The new technique is called “prime editing,” and was developed by researchers from the Broad Institute of MIT and Harvard, who published their findings Monday in the journal Nature.
Prime editing builds on powerful CRISPR gene editing, but is more precise and versatile — it “directly writes new genetic information into a specified DNA site,” according to the paper.
In the traditional CRISPR-Cas9 approach, Cas9, a type of modified protein, acts like a pair of scissors that can snip parts of DNA strands. It can target genes in a specific location — for instance, to disrupt a mutation.
About two-thirds of known human genetic variants associated with diseases are single point gene mutations, so gene editing has the potential to correct or reproduce such mutations.
Prime editing combines the CRISPR-Cas9 method with a different protein that can generate new DNA. The tool nicks the DNA strand, then transfers an edited sequence to the target DNA — allowing researchers to smoothly insert and delete parts of human cells.
The technique allows researchers to search and replace entire sections of DNA strands, all without disruptive breaks or donor DNA. With this method, researchers say they hope to accurately and efficiently correct up to 89% of known disease-causing genetic variations.
“With prime editing, we can now directly correct the sickle-cell anemia mutation back to the normal sequence and remove the four extra DNA bases that cause Tay Sachs disease, without cutting DNA entirely or needing DNA templates,” said David Liu, one of the authors of the study, in a Broad Institute press release.
“The versatility of prime editing quickly became apparent as we developed this technology,” said Andrew Anzalone, another author in the study, in the press release. “The fact that we could directly copy new genetic information into a target site was a revelation. We were really excited.”
The team of researchers will now continue working to hone the technique, trying to maximize its efficiency in various cell types and exploring any potential effects on the cells.
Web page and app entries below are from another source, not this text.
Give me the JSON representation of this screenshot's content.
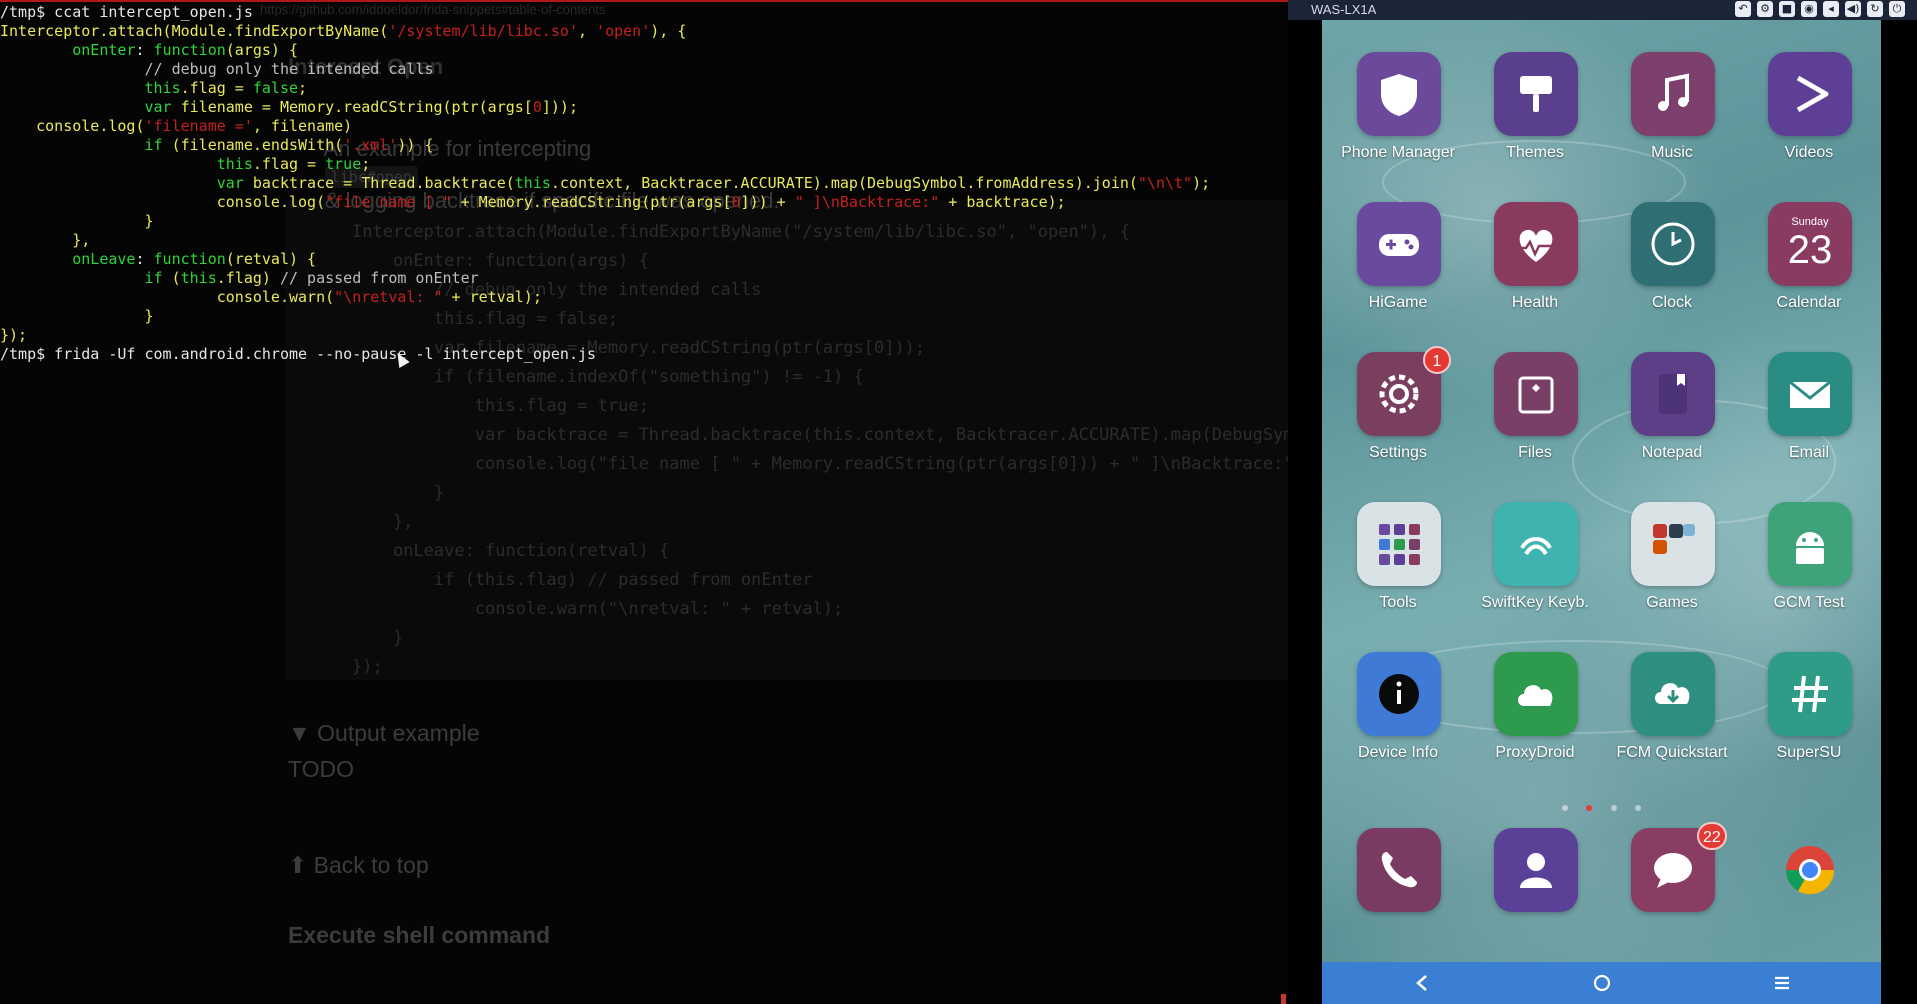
{
  "terminal": {
    "lines": [
      [
        {
          "t": "/tmp$ ccat intercept_open.js",
          "c": "c-prompt"
        }
      ],
      [
        {
          "t": "Interceptor.attach(Module.findExportByName(",
          "c": "c-fn"
        },
        {
          "t": "'/system/lib/libc.so'",
          "c": "c-str"
        },
        {
          "t": ", ",
          "c": "c-fn"
        },
        {
          "t": "'open'",
          "c": "c-str"
        },
        {
          "t": "), {",
          "c": "c-fn"
        }
      ],
      [
        {
          "t": "        onEnter",
          "c": "c-kw"
        },
        {
          "t": ": ",
          "c": "c-prompt"
        },
        {
          "t": "function",
          "c": "c-kw"
        },
        {
          "t": "(args) {",
          "c": "c-fn"
        }
      ],
      [
        {
          "t": "                // debug only the intended calls",
          "c": "c-cmt"
        }
      ],
      [
        {
          "t": "                this",
          "c": "c-kw"
        },
        {
          "t": ".flag = ",
          "c": "c-fn"
        },
        {
          "t": "false",
          "c": "c-kw"
        },
        {
          "t": ";",
          "c": "c-fn"
        }
      ],
      [
        {
          "t": "                var",
          "c": "c-kw"
        },
        {
          "t": " filename = Memory.readCString(ptr(args[",
          "c": "c-fn"
        },
        {
          "t": "0",
          "c": "c-num"
        },
        {
          "t": "]));",
          "c": "c-fn"
        }
      ],
      [
        {
          "t": "    console.log(",
          "c": "c-fn"
        },
        {
          "t": "'filename ='",
          "c": "c-str"
        },
        {
          "t": ", filename)",
          "c": "c-fn"
        }
      ],
      [
        {
          "t": "                if",
          "c": "c-kw"
        },
        {
          "t": " (filename.endsWith(",
          "c": "c-fn"
        },
        {
          "t": "'.xml'",
          "c": "c-str"
        },
        {
          "t": ")) {",
          "c": "c-fn"
        }
      ],
      [
        {
          "t": "                        this",
          "c": "c-kw"
        },
        {
          "t": ".flag = ",
          "c": "c-fn"
        },
        {
          "t": "true",
          "c": "c-kw"
        },
        {
          "t": ";",
          "c": "c-fn"
        }
      ],
      [
        {
          "t": "                        var",
          "c": "c-kw"
        },
        {
          "t": " backtrace = Thread.backtrace(",
          "c": "c-fn"
        },
        {
          "t": "this",
          "c": "c-kw"
        },
        {
          "t": ".context, Backtracer.ACCURATE).map(DebugSymbol.fromAddress).join(",
          "c": "c-fn"
        },
        {
          "t": "\"\\n\\t\"",
          "c": "c-str"
        },
        {
          "t": ");",
          "c": "c-fn"
        }
      ],
      [
        {
          "t": "                        console.log(",
          "c": "c-fn"
        },
        {
          "t": "\"file name [ \"",
          "c": "c-str"
        },
        {
          "t": " + Memory.readCString(ptr(args[",
          "c": "c-fn"
        },
        {
          "t": "0",
          "c": "c-num"
        },
        {
          "t": "])) + ",
          "c": "c-fn"
        },
        {
          "t": "\" ]\\nBacktrace:\"",
          "c": "c-str"
        },
        {
          "t": " + backtrace);",
          "c": "c-fn"
        }
      ],
      [
        {
          "t": "                }",
          "c": "c-fn"
        }
      ],
      [
        {
          "t": "        },",
          "c": "c-fn"
        }
      ],
      [
        {
          "t": "        onLeave",
          "c": "c-kw"
        },
        {
          "t": ": ",
          "c": "c-prompt"
        },
        {
          "t": "function",
          "c": "c-kw"
        },
        {
          "t": "(retval) {",
          "c": "c-fn"
        }
      ],
      [
        {
          "t": "                if",
          "c": "c-kw"
        },
        {
          "t": " (",
          "c": "c-fn"
        },
        {
          "t": "this",
          "c": "c-kw"
        },
        {
          "t": ".flag) ",
          "c": "c-fn"
        },
        {
          "t": "// passed from onEnter",
          "c": "c-cmt"
        }
      ],
      [
        {
          "t": "                        console.warn(",
          "c": "c-fn"
        },
        {
          "t": "\"\\nretval: \"",
          "c": "c-str"
        },
        {
          "t": " + retval);",
          "c": "c-fn"
        }
      ],
      [
        {
          "t": "                }",
          "c": "c-fn"
        }
      ],
      [
        {
          "t": "});",
          "c": "c-fn"
        }
      ],
      [
        {
          "t": "/tmp$ frida -Uf com.android.chrome --no-pause -l intercept_open.js",
          "c": "c-prompt"
        }
      ]
    ],
    "ghost": {
      "url": "https://github.com/iddoeldor/frida-snippets#table-of-contents",
      "section_title": "Intercept Open",
      "desc_pre": "An example for intercepting",
      "desc_code": "libc#open",
      "desc_post": "& logging backtrace if specific file was opened.",
      "code": [
        "Interceptor.attach(Module.findExportByName(\"/system/lib/libc.so\", \"open\"), {",
        "    onEnter: function(args) {",
        "        // debug only the intended calls",
        "        this.flag = false;",
        "        var filename = Memory.readCString(ptr(args[0]));",
        "        if (filename.indexOf(\"something\") != -1) {",
        "            this.flag = true;",
        "            var backtrace = Thread.backtrace(this.context, Backtracer.ACCURATE).map(DebugSymbol.",
        "            console.log(\"file name [ \" + Memory.readCString(ptr(args[0])) + \" ]\\nBacktrace:\" + b",
        "        }",
        "    },",
        "    onLeave: function(retval) {",
        "        if (this.flag) // passed from onEnter",
        "            console.warn(\"\\nretval: \" + retval);",
        "    }",
        "});"
      ],
      "output_example": "▼ Output example",
      "todo": "TODO",
      "back_to_top": "⬆ Back to top",
      "next_section": "Execute shell command"
    }
  },
  "emulator": {
    "title": "WAS-LX1A",
    "controls": [
      "↶",
      "⚙",
      "■",
      "◉",
      "◂",
      "◀)",
      "↻",
      "⏻"
    ],
    "apps": [
      {
        "label": "Phone Manager",
        "icon": "shield-icon",
        "color": "#6b4a9c",
        "badge": ""
      },
      {
        "label": "Themes",
        "icon": "brush-icon",
        "color": "#5a3f8f",
        "badge": ""
      },
      {
        "label": "Music",
        "icon": "music-icon",
        "color": "#7d3f6c",
        "badge": ""
      },
      {
        "label": "Videos",
        "icon": "play-icon",
        "color": "#5d3f96",
        "badge": ""
      },
      {
        "label": "HiGame",
        "icon": "gamepad-icon",
        "color": "#6a4a9e",
        "badge": ""
      },
      {
        "label": "Health",
        "icon": "heart-icon",
        "color": "#8a3a5d",
        "badge": ""
      },
      {
        "label": "Clock",
        "icon": "clock-icon",
        "color": "#2f6f74",
        "badge": ""
      },
      {
        "label": "Calendar",
        "icon": "calendar-icon",
        "color": "#8a3b62",
        "badge": "",
        "day": "23",
        "weekday": "Sunday"
      },
      {
        "label": "Settings",
        "icon": "gear-icon",
        "color": "#7a3f5e",
        "badge": "1"
      },
      {
        "label": "Files",
        "icon": "folder-icon",
        "color": "#7a3f66",
        "badge": ""
      },
      {
        "label": "Notepad",
        "icon": "notebook-icon",
        "color": "#5c3f86",
        "badge": ""
      },
      {
        "label": "Email",
        "icon": "mail-icon",
        "color": "#2b8c84",
        "badge": ""
      },
      {
        "label": "Tools",
        "icon": "folder-grid-icon",
        "color": "#d9e3e6",
        "badge": ""
      },
      {
        "label": "SwiftKey Keyb.",
        "icon": "swiftkey-icon",
        "color": "#3fb3b0",
        "badge": ""
      },
      {
        "label": "Games",
        "icon": "folder-games-icon",
        "color": "#d9e3e6",
        "badge": ""
      },
      {
        "label": "GCM Test",
        "icon": "android-icon",
        "color": "#3fa37a",
        "badge": ""
      },
      {
        "label": "Device Info",
        "icon": "info-icon",
        "color": "#3f7bd6",
        "badge": ""
      },
      {
        "label": "ProxyDroid",
        "icon": "cloud-icon",
        "color": "#2e9a4e",
        "badge": ""
      },
      {
        "label": "FCM Quickstart",
        "icon": "cloud-download-icon",
        "color": "#2f8f7e",
        "badge": ""
      },
      {
        "label": "SuperSU",
        "icon": "hash-icon",
        "color": "#2e9c86",
        "badge": ""
      }
    ],
    "dock": [
      {
        "label": "",
        "icon": "phone-icon",
        "color": "#7a3b62",
        "badge": ""
      },
      {
        "label": "",
        "icon": "contact-icon",
        "color": "#5a4096",
        "badge": ""
      },
      {
        "label": "",
        "icon": "message-icon",
        "color": "#8a3d62",
        "badge": "22"
      },
      {
        "label": "",
        "icon": "chrome-icon",
        "color": "transparent",
        "badge": ""
      }
    ],
    "nav": {
      "back": "back-icon",
      "home": "home-icon",
      "menu": "menu-icon"
    }
  },
  "colors": {
    "terminal_bg": "#050505",
    "nav_bar": "#3b7fd4",
    "badge": "#e53935"
  }
}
They will also continue testing on different models of diseases to ultimately “provide a potential path for human therapeutic applications,” according to the press release.
Gene editing is still a relatively young and rapidly expanding field of study — CRISPR-Cas9 is based on a decade-old discovery, but was only used on humans for the first time in 2016. Then in 2017, the Broad Institute developed a new technique called base editing, which can make changes to a targeted DNA site without cutting the DNA.
Researchers at the Broad Institute and elsewhere hope CRISPR could one day target a wide range of “bad” genes — potentially helping humans avoid obesity, Alzheimer’s disease, genetic forms of deafness, and more.
However, as the technology has advanced, doctors, scientists, and bioethicists have also raised ethical questions. Some fear it could open the door to human embryos being manipulated for nontherapeutic reasons, or that it could create unintended mutations and new diseases.
Just earlier this year in March, a group of researchers, including the scientist who pioneered and patented CRISPR technology, called for a global moratorium on human germline editing — changes made to inherited DNA that can be passed on to the next generation.
They listed ethical concerns, and pointed to Chinese scientist He Jiankui, who claimed to have made gene edits when creating two AIDS-resistant babies last year. He’s work, which could have unforeseen consequences, has been internationally condemned and called “abominable in nature” by Chinese authorities.